*** Opening of Excerpted data ***

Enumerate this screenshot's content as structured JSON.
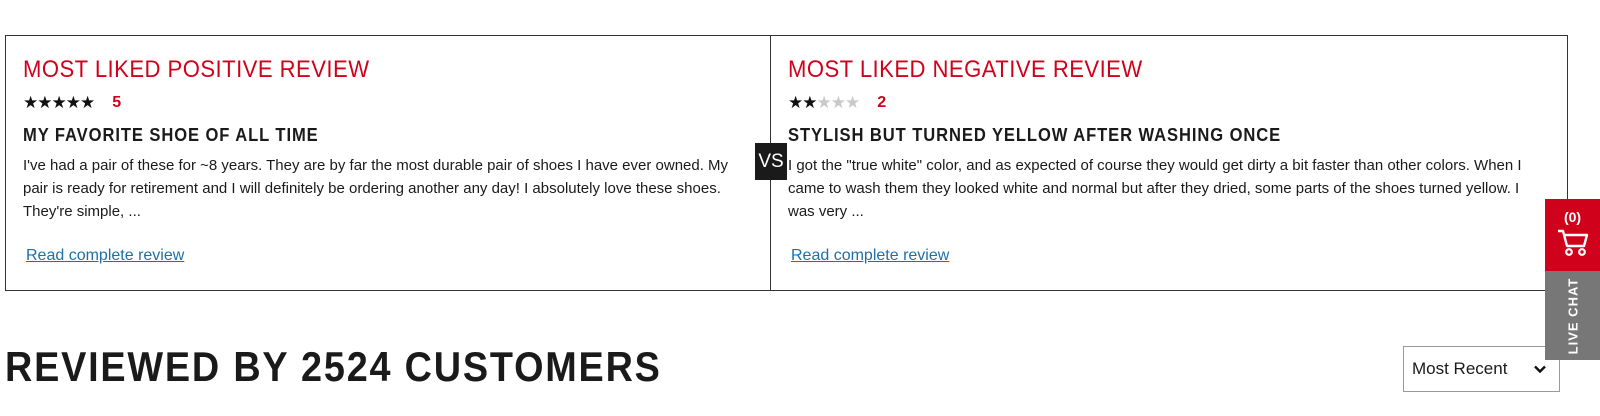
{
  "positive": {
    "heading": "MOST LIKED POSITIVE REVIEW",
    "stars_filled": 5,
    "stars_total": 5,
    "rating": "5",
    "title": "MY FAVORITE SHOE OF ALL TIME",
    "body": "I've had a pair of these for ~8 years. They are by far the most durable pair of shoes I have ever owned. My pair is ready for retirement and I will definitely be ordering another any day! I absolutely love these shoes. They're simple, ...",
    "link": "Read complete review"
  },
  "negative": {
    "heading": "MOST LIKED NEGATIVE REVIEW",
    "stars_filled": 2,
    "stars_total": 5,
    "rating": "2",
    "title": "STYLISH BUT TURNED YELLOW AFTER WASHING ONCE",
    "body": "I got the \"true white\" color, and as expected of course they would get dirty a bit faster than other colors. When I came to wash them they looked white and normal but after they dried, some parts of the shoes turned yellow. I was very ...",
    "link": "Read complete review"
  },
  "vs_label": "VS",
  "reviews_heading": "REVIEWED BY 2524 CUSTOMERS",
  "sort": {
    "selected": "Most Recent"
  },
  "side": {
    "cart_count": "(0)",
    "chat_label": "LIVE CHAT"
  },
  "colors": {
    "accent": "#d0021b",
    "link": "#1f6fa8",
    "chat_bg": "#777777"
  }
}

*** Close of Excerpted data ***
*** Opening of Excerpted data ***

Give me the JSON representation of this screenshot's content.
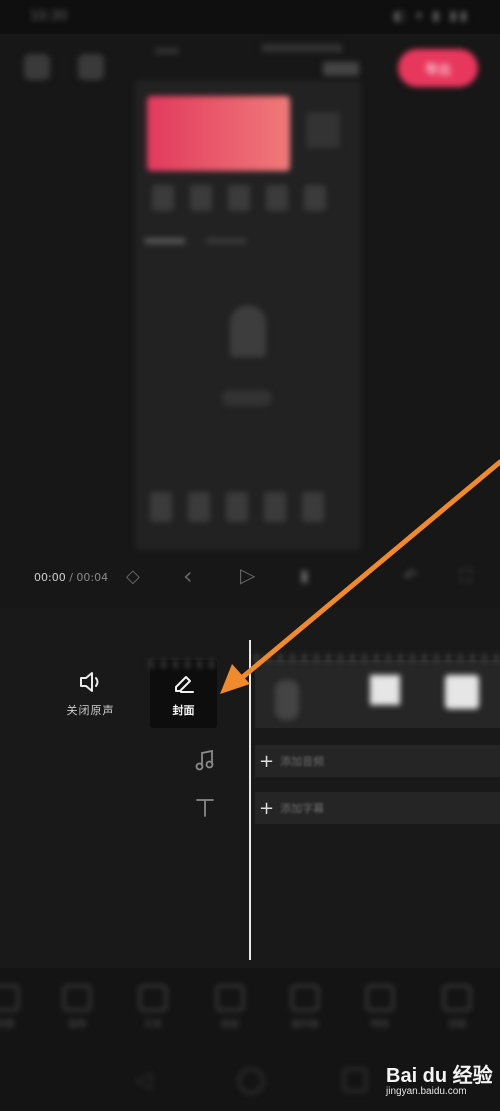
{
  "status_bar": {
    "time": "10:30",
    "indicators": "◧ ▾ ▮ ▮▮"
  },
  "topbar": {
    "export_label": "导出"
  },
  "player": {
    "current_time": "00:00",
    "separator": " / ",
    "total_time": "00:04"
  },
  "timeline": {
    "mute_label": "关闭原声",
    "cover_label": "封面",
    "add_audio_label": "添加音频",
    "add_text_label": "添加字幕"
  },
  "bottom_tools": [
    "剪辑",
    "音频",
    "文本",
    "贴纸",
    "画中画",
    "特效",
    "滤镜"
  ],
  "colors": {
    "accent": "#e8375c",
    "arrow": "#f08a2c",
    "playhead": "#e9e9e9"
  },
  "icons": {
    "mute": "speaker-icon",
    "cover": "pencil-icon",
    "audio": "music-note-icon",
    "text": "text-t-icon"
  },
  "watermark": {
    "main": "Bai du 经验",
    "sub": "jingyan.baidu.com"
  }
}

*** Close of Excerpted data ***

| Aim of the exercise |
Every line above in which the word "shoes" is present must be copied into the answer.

| Problem solution |
    "body": "I've had a pair of these for ~8 years. They are by far the most durable pair of shoes I have ever owned. My pair is ready for retirement and I will definitely be ordering another any day! I absolutely love these shoes. They're simple, ...",
    "body": "I got the \"true white\" color, and as expected of course they would get dirty a bit faster than other colors. When I came to wash them they looked white and normal but after they dried, some parts of the shoes turned yellow. I was very ...",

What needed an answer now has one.